BEGIN Data provided

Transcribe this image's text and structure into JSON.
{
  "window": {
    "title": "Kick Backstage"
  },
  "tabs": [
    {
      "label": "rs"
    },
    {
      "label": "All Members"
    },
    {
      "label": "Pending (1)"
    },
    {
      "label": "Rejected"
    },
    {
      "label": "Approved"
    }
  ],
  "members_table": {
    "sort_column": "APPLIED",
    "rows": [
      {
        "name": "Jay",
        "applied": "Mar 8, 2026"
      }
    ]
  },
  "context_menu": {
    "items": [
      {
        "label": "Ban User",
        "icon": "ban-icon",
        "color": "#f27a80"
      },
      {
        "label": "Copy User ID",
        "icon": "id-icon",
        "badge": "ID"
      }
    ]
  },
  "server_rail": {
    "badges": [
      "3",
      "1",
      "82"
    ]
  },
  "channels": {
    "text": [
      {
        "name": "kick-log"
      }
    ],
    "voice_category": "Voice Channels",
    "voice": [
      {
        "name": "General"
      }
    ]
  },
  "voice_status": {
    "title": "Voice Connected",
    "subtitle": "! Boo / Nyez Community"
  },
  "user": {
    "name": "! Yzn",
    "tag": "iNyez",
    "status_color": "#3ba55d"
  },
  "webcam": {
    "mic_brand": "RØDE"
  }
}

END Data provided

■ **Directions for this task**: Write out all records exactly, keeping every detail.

■ **Task result**:
Transcribe this image's text and structure into JSON.
{
  "window": {
    "title": "Kick Backstage"
  },
  "tabs": [
    {
      "label": "rs"
    },
    {
      "label": "All Members"
    },
    {
      "label": "Pending (1)"
    },
    {
      "label": "Rejected"
    },
    {
      "label": "Approved"
    }
  ],
  "members_table": {
    "sort_column": "APPLIED",
    "rows": [
      {
        "name": "Jay",
        "applied": "Mar 8, 2026"
      }
    ]
  },
  "context_menu": {
    "items": [
      {
        "label": "Ban User",
        "icon": "ban-icon",
        "color": "#f27a80"
      },
      {
        "label": "Copy User ID",
        "icon": "id-icon",
        "badge": "ID"
      }
    ]
  },
  "server_rail": {
    "badges": [
      "3",
      "1",
      "82"
    ]
  },
  "channels": {
    "text": [
      {
        "name": "kick-log"
      }
    ],
    "voice_category": "Voice Channels",
    "voice": [
      {
        "name": "General"
      }
    ]
  },
  "voice_status": {
    "title": "Voice Connected",
    "subtitle": "! Boo / Nyez Community"
  },
  "user": {
    "name": "! Yzn",
    "tag": "iNyez",
    "status_color": "#3ba55d"
  },
  "webcam": {
    "mic_brand": "RØDE"
  }
}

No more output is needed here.